This was fascinating: A look into the interpersonal aspects of being, or having been, one of the most powerful people in the world.
The book covers Hoover through Obama, limiting the subject to interactions between the members. I found lots of insight into the persons, as opposed to the office. I've often thought that anybody who wanted the job of POTUS should automatically be disqualified from it on the basis if arrogance. But obviously, somebody has to do it. It's a job of superhuman requirements, being struggled with by people who are all too human.
I couldn't put this down, so I read it all too quick. I'll give it another listen and add more later.
I enjoyed this book, however, there were times when I wondered why the authors chose to believe one unsubstantiated rumor but not another. In particular, why the authors refused to believe the story of Johnson bugging Nixon's campaign plane (when the former President told Nixon he did it and any potential proof was stolen by Johnson personel) yet totally accepted as fact the notion that Reagan offered a power-sharing deal with former President Ford.
Both stories based on oral testimony and both lacking any paper trail. I would choose to treat both as interesting but unproven. Aside from this, the book seems lacking an obvious partisan bias.
The stories of Jimmy Carter's treason should have caused more notice in the press and public. This book was the first I heard of it and I consider myself fairly well educated in politics and history.
As a nation of law and order even Presidents sitting and former should be held accountable. Carter should be sitting in prison today but we turn a blind-eye when everything works out ok. Doesn't hurt that Carter has built a sympathetic public through his charity work.
The insights into decisions that were made before and during my lifetime were extremely interesting and thought provoking. I find myself thinking much more kindly on all the presidents.
The narrator took a little getting used to but quickly became the right approach for these stories.
This book makes history more real by bringing it down to a more personal level. Presidents are real people with personalities and struggles, not just characters with names and dates below them in a history text. It is fascinating to hear how the presidents interacted with each other and how they helped or complicated things for the other presidents.
I've also often wondered about the relationship between presidents, which is never talked about, and this book reveals just that. So enlightening to find out who were friends, who were enemies, and what presidents think about each other.
You never know what goes on behind closed doors. I've always said that people argue about politics only with information we get from the media, and that very fact makes us pretty inept to argue anything. In really makes decisions and why? Corruption? Blackmail?

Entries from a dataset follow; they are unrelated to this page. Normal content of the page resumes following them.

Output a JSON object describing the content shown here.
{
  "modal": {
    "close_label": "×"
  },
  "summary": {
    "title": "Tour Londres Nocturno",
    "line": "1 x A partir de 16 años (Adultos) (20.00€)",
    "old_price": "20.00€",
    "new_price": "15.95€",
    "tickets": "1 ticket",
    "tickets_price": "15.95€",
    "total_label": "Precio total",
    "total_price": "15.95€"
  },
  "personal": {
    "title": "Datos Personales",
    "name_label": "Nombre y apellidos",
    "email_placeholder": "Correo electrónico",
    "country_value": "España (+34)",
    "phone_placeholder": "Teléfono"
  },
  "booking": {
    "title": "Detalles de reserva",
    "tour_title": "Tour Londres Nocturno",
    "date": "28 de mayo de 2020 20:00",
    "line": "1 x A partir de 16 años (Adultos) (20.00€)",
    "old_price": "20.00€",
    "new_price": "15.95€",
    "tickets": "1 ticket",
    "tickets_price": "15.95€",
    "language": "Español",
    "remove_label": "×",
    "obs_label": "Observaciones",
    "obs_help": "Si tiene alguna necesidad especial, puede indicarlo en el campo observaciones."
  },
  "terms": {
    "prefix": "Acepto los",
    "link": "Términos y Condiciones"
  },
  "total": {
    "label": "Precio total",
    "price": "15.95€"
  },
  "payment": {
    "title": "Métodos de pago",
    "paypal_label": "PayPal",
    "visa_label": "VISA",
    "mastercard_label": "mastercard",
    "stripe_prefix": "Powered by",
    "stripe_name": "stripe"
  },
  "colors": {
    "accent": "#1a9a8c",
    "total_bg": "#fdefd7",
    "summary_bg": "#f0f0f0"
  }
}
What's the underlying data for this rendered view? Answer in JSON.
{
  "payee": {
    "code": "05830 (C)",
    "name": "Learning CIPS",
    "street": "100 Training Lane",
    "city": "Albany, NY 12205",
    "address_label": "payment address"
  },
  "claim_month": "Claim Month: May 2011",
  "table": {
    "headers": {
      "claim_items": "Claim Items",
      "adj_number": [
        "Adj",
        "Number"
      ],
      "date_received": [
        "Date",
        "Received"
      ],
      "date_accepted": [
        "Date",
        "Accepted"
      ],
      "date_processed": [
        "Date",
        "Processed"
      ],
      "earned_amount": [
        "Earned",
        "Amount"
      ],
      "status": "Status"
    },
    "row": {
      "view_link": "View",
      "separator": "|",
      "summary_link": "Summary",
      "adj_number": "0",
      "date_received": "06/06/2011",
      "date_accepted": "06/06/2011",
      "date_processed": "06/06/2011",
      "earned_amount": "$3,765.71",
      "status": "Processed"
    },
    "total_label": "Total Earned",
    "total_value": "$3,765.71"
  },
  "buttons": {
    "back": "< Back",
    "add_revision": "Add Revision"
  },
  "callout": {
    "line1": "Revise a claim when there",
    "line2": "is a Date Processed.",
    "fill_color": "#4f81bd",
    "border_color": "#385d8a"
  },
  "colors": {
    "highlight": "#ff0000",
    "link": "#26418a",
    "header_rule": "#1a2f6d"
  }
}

Politicians are just puppets.
A good read.
There is almost nothing I would rather read about than American presidential histories. However - this narrator was so slow it was distracting. Likewise, his inflections seemed off, at times changing the meaning of the quotes or the sense of humor of the individuals quoted. I certainly wanted the information and since I frequently both read the book and listen to make the best use of time - I found I was reading far more than listening. However if you only have time to listen - go ahead and get this wonderful book filled with enlightening new information - just turn up the speed to 1.25 or 1.5 and move through it. Best advice - read the book on a digital device or in real living color! The photos are good anyway.
I learned more about many of the presidents I thought I knew plenty about already. I was mostly enlightened by the new perspectives on LBJ.
Slow with oddly stated inflections. Sometimes when he was reading quotes it was very clear that it wasn't intended to be read the way he was reading it.
The behind the scenes stories that betray the public behavior.
I saw a review before buying this with someone saying that they really did not like the narrator. I felt I could probably ignore that complaint as I didn't think it would affect me that much. Boy was I wrong! Hard to explain why it is annoying, but he has very little inflection in his voice and all the sentences end almost like in a question. Typically you would have highs and lows in intonation and all of his reading is right down the middle and lacks interest. He mis-pronounces words a lot, and gets very singsongy in his delivery. Almost like a politician ironically, but it was really hard to listen to which is a shame because most of the content is interesting. I would seriously consider reading this one instead of listening until they get a different narrator to re-record it. Sorry Bob.
Learning how previous holders of the office have counseled others; that, despite their political differences, they each uniquely understand the burdens of the man holding the office and support him pretty much without fail.
You won't get bored listening to or reading this book.
A fascinating look at the interaction between present and past chief executives. You learn that "out of power" does not mean exactly out of power. The interaction between these men is intriguing.